Input data:
☆ ☆ ☆

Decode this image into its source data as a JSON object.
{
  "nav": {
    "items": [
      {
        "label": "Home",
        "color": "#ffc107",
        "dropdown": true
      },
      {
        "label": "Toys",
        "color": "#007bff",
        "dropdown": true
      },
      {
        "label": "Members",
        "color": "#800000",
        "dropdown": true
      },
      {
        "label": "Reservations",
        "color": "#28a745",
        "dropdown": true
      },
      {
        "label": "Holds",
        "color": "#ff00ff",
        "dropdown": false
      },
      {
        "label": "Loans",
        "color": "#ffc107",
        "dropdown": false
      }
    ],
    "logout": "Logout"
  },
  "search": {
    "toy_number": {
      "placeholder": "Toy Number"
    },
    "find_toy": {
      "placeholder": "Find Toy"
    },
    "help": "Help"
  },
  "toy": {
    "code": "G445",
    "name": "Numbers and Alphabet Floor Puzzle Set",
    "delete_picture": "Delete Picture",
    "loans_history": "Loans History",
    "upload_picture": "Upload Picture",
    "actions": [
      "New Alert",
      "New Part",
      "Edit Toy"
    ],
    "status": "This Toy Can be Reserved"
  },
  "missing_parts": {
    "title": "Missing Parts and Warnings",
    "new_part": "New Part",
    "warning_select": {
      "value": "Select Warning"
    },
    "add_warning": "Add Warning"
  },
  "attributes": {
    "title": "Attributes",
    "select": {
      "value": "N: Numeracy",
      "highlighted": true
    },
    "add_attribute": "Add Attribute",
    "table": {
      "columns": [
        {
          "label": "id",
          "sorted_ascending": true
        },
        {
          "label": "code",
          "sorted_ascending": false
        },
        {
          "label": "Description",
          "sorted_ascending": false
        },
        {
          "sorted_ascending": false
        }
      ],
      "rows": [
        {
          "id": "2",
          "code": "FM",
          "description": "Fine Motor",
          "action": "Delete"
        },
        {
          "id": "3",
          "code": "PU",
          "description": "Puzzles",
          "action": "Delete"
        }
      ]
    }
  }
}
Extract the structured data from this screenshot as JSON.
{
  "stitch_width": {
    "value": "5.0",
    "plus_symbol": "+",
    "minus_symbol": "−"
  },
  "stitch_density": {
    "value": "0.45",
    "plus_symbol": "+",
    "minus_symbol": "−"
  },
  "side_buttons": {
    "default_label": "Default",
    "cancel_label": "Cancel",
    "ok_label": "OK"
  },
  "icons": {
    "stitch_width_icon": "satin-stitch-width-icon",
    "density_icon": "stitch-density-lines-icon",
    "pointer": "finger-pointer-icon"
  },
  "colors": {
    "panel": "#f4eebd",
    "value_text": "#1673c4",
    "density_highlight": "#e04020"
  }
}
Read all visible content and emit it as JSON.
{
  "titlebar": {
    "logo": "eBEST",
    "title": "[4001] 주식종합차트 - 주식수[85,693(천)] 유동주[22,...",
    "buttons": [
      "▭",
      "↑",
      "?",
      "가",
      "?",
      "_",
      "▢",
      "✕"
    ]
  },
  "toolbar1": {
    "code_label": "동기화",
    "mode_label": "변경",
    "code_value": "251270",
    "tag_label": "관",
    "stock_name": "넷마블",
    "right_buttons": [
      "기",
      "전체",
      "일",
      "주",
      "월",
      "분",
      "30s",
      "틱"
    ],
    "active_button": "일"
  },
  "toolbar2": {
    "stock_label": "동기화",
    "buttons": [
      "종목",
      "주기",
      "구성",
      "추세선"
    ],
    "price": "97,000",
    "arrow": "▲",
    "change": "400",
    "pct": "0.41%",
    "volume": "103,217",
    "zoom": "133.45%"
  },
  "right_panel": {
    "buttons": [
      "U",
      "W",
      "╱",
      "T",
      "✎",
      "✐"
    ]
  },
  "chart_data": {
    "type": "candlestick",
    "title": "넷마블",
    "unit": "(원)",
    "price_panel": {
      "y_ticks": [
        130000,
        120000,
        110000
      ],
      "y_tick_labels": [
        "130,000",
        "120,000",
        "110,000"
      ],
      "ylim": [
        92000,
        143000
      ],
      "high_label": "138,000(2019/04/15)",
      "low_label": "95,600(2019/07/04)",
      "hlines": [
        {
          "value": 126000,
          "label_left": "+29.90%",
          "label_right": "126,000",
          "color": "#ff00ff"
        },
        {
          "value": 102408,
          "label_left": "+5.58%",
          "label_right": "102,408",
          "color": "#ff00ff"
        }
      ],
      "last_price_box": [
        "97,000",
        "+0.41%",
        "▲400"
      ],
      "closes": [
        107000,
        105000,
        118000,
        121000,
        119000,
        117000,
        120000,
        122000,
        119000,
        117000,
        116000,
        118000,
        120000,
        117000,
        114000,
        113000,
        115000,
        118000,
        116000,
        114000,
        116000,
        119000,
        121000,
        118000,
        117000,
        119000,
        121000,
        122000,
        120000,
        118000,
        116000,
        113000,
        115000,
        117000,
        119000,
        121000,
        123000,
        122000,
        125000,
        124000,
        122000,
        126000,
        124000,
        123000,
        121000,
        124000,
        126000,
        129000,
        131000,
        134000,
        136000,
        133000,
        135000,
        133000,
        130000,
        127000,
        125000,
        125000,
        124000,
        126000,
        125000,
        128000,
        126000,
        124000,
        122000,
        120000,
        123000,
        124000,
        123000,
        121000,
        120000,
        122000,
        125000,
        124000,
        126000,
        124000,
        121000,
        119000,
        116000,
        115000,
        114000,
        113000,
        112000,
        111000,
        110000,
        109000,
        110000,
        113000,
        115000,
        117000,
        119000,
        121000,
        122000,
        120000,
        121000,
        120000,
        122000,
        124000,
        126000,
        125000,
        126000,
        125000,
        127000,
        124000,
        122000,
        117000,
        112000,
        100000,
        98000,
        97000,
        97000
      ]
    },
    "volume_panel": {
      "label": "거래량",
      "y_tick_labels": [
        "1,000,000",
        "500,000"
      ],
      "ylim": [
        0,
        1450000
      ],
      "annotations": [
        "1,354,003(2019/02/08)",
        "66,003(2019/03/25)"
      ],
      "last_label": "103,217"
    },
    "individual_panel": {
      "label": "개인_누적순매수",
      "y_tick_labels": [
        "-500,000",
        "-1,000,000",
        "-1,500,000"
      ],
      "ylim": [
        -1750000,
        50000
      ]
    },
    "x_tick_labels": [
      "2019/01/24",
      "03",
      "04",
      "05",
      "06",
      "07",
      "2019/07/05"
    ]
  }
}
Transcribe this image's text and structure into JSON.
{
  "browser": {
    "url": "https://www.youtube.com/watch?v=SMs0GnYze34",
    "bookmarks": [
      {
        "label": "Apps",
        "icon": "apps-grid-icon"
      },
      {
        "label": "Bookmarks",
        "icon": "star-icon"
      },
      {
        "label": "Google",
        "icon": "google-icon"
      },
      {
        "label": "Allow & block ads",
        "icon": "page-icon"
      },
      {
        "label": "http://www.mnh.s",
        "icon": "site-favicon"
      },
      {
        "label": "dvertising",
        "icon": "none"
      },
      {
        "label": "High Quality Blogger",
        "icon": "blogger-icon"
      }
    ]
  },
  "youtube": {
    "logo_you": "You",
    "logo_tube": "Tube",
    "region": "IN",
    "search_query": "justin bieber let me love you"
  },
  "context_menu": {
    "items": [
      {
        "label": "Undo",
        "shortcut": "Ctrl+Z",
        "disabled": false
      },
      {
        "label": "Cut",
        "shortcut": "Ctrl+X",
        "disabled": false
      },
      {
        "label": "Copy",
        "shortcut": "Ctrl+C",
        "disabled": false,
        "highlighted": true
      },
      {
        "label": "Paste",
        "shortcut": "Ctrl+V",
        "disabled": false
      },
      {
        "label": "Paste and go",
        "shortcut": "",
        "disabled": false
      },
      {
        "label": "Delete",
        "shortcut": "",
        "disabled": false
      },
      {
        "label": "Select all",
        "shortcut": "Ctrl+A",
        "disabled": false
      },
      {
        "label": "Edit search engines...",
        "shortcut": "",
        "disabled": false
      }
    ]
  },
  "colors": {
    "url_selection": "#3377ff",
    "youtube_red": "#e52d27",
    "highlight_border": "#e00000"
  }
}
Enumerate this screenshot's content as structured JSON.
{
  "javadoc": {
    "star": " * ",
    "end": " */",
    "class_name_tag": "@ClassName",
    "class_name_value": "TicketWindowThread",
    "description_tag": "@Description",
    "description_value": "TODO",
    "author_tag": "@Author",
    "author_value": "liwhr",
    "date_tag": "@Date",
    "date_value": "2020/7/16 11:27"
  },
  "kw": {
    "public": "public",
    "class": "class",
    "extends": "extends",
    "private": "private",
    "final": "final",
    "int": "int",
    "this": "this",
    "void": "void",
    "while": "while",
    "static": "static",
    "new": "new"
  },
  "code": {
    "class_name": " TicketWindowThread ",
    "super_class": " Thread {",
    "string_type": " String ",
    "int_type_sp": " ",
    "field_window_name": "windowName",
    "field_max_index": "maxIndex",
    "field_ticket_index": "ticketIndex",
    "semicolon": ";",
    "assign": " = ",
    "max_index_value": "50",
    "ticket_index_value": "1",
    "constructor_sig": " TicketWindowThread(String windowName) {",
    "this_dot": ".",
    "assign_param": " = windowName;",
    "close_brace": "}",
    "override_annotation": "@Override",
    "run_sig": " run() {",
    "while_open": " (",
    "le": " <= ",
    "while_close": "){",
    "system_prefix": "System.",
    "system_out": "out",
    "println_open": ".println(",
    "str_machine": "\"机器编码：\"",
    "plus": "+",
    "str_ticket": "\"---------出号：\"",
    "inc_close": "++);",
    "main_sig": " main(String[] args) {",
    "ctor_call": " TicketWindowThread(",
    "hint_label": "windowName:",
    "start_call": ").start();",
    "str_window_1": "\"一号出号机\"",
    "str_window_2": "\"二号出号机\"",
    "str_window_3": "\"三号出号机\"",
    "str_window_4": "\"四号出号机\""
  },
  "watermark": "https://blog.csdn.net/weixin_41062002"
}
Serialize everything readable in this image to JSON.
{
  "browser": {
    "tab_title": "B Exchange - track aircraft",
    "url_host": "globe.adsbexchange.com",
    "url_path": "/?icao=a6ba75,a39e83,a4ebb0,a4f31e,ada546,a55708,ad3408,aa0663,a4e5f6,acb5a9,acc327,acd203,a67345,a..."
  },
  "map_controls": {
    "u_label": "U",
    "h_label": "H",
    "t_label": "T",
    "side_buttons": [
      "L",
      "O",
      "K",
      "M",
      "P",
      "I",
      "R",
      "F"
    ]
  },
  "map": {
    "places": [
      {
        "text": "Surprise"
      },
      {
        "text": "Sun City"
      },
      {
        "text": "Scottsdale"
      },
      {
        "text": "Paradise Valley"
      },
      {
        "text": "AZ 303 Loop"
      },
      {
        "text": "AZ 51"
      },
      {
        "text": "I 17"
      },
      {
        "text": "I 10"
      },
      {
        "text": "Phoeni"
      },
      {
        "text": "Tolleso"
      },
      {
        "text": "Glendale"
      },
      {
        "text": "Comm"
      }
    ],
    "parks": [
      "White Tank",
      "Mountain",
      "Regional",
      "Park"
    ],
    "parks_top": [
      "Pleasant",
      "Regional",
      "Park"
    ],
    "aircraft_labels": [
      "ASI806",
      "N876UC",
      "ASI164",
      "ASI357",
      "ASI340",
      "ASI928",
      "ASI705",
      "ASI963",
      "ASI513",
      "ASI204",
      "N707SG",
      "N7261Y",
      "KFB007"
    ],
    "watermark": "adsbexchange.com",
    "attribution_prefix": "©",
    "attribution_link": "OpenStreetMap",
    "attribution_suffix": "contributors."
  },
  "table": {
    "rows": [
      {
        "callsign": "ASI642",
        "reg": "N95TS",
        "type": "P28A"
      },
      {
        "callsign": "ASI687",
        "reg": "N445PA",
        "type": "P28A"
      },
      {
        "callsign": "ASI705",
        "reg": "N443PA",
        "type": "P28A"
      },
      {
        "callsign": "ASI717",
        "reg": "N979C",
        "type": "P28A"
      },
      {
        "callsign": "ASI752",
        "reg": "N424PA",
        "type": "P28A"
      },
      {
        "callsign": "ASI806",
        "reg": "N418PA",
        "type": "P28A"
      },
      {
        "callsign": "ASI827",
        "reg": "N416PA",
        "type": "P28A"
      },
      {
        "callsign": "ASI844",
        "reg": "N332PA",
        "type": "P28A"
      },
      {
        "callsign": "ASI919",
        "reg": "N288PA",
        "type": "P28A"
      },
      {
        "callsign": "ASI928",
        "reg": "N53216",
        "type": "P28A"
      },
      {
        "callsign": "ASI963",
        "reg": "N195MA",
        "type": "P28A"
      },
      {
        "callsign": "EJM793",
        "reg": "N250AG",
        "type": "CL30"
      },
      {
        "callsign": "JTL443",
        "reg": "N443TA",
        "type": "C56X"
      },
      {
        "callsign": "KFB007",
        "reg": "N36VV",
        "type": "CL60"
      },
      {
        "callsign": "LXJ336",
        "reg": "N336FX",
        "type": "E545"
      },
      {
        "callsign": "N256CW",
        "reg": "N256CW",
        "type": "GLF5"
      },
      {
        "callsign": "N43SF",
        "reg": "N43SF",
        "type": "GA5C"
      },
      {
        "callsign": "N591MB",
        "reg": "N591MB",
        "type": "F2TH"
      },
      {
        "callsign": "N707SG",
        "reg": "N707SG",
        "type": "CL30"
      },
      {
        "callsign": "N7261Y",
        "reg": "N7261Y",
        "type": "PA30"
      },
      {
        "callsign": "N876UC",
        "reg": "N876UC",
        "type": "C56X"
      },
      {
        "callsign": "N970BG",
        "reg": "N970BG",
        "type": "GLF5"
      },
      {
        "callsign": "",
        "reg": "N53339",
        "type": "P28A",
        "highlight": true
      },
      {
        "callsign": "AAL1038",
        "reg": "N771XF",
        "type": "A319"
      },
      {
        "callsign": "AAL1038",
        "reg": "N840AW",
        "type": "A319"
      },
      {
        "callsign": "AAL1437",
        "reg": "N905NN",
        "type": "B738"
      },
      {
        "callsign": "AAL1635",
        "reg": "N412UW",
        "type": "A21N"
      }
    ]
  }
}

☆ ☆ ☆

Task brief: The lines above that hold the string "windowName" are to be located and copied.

Response box:
    "field_window_name": "windowName",
    "constructor_sig": " TicketWindowThread(String windowName) {",
    "assign_param": " = windowName;",
    "hint_label": "windowName:",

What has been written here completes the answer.